» **ACTION ITEM**: Each line of the data that includes "label" must be copied.

=== Section Start ===

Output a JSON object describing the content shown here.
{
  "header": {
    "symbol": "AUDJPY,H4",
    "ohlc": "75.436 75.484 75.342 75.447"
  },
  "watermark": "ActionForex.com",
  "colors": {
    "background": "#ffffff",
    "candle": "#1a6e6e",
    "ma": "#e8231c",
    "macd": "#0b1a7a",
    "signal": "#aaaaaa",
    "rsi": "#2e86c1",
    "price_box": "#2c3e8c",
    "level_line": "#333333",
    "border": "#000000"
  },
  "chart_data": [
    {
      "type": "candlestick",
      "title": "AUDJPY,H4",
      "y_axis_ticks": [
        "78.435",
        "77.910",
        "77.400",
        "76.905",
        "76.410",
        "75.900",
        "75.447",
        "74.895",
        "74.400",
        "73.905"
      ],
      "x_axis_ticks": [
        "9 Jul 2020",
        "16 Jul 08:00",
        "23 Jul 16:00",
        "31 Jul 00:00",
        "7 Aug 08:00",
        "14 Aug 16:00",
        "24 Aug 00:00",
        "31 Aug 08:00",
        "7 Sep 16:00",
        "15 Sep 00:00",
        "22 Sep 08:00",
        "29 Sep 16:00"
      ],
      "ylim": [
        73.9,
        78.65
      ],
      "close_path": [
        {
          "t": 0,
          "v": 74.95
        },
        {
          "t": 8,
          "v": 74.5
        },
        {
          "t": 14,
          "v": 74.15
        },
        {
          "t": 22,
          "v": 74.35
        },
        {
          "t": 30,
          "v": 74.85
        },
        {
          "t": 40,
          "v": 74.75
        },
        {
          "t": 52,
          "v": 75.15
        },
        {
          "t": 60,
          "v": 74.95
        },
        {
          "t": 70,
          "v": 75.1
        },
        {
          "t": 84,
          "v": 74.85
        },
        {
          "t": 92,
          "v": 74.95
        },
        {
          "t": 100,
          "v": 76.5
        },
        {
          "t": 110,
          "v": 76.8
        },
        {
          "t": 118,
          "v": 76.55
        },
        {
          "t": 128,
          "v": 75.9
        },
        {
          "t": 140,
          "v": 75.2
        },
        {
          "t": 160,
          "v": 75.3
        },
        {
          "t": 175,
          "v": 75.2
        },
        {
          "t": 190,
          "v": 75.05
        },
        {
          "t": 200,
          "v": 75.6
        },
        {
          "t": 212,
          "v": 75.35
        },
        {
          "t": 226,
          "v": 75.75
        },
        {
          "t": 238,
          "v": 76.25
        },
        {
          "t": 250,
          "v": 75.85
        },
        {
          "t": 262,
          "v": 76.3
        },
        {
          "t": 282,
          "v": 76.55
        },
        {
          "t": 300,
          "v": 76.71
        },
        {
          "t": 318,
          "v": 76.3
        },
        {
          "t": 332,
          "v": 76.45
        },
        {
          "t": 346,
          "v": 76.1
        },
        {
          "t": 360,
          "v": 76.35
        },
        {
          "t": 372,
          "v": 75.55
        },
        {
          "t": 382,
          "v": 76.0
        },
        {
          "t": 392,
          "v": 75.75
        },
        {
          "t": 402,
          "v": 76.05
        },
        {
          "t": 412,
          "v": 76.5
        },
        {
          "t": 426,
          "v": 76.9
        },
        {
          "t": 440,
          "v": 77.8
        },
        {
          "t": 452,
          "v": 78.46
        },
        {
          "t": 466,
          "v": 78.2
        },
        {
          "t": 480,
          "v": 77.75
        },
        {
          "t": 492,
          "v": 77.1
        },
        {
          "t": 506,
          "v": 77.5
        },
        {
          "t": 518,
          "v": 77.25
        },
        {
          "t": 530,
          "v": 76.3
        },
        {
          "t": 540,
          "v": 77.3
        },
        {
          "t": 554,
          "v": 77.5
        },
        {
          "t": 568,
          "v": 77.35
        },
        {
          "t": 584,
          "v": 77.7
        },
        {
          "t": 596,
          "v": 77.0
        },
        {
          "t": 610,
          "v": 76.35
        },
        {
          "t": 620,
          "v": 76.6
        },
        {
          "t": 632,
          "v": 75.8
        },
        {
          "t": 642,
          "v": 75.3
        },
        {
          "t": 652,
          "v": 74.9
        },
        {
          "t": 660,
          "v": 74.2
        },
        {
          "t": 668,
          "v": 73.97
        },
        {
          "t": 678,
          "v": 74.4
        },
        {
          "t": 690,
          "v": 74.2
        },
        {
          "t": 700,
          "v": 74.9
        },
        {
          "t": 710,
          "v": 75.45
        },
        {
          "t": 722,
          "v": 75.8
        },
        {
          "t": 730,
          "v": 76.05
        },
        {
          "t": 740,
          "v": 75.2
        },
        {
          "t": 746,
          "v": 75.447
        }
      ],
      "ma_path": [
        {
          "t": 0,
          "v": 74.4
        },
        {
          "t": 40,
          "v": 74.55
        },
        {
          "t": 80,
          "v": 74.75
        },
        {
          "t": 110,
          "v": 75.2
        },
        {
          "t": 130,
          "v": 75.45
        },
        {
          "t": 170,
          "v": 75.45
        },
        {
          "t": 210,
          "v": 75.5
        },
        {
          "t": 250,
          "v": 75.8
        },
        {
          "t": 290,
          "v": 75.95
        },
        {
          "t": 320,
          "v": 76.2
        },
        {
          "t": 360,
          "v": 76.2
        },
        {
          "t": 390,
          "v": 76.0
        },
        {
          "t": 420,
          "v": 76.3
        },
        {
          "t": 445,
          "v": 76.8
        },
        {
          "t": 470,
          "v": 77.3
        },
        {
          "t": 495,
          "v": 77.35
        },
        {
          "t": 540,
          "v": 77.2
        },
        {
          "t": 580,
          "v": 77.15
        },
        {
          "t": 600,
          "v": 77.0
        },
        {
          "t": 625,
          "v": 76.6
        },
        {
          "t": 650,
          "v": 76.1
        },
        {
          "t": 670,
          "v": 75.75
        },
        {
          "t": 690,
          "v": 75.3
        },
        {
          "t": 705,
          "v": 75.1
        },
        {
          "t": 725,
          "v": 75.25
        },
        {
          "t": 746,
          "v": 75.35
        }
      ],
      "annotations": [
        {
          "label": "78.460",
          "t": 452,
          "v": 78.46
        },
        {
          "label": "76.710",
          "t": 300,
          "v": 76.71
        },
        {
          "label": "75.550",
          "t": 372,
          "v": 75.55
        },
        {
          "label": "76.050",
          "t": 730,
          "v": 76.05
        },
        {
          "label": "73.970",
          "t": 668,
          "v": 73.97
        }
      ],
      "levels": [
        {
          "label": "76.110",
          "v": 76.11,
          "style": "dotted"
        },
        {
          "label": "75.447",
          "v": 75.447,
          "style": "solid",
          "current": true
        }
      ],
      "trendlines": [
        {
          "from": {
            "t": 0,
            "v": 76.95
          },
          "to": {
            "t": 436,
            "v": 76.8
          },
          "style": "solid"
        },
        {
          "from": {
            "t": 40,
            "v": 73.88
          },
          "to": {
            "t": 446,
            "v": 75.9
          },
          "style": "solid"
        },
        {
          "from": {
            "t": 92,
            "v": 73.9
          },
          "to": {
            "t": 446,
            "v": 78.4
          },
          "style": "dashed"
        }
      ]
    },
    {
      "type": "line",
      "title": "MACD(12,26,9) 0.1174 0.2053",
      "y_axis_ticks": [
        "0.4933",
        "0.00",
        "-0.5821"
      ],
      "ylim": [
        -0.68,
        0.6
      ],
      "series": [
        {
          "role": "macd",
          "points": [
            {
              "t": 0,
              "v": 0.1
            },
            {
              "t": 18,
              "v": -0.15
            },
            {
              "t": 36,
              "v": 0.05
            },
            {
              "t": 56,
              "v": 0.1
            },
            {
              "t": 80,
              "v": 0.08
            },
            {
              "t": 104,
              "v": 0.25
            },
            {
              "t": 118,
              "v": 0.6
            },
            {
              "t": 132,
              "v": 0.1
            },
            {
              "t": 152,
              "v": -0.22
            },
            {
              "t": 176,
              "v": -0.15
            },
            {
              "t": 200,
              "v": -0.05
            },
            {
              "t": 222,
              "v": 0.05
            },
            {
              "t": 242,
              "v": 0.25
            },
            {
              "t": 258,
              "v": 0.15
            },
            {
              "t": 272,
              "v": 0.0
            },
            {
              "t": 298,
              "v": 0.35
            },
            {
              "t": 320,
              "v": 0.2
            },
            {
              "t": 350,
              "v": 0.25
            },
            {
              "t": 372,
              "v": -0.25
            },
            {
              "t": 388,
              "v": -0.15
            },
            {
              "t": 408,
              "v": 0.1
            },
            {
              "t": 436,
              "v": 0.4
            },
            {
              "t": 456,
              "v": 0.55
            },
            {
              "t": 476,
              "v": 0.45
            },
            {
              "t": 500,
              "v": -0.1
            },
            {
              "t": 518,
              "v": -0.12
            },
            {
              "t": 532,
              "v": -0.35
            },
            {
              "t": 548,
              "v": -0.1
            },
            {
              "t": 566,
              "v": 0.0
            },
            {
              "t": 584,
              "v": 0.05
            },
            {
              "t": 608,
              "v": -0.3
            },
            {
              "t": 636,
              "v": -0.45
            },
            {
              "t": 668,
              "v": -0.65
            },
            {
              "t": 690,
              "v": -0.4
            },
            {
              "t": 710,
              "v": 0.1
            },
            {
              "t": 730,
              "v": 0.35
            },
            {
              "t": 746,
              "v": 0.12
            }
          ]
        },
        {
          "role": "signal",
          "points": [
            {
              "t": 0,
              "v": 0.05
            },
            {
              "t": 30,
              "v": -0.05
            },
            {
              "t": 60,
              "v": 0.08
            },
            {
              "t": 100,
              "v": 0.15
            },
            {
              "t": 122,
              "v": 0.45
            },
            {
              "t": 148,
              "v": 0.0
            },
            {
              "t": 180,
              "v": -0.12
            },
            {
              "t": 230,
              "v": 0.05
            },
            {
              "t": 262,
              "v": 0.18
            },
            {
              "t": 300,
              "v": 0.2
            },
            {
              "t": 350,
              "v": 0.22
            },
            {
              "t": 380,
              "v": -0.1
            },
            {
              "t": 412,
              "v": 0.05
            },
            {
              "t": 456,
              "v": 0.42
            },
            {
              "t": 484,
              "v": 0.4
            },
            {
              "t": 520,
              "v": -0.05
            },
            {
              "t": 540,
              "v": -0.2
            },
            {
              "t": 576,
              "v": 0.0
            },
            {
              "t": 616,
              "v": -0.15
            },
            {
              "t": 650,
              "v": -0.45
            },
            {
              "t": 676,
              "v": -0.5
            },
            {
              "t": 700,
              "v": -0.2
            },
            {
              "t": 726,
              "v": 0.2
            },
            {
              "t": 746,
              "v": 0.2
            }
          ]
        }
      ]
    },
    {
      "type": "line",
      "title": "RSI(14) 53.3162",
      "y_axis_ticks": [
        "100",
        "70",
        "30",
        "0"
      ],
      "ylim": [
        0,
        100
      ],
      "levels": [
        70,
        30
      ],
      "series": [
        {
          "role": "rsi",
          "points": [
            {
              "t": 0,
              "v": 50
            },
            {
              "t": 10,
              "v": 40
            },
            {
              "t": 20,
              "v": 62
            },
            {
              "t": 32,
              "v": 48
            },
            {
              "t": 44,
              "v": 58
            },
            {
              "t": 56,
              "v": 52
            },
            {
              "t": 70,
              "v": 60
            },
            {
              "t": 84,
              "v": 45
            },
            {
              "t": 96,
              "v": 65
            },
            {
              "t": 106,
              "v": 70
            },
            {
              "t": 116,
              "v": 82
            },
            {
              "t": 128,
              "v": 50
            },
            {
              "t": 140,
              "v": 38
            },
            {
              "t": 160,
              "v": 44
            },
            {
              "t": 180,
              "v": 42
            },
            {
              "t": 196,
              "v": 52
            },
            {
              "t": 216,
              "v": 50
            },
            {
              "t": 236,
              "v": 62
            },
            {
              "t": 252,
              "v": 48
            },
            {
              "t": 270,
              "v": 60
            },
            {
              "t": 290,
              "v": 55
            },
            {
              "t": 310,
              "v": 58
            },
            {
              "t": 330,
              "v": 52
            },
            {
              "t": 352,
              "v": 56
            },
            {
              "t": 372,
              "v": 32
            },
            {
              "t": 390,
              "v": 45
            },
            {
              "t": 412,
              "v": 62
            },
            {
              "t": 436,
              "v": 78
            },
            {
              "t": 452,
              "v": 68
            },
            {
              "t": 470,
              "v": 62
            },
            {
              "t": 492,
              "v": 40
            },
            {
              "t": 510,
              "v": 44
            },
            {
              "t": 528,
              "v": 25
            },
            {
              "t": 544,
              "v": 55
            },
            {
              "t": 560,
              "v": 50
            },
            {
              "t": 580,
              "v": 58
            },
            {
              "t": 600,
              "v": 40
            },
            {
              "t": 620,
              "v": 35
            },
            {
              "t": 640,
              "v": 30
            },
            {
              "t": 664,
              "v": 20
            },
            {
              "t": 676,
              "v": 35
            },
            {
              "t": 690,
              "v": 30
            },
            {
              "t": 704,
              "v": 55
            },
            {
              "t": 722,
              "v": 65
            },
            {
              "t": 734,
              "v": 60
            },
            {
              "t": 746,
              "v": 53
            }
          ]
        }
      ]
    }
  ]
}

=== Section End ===

» **TASK SOLUTION**:
          "label": "78.460",
          "label": "76.710",
          "label": "75.550",
          "label": "76.050",
          "label": "73.970",
          "label": "76.110",
          "label": "75.447",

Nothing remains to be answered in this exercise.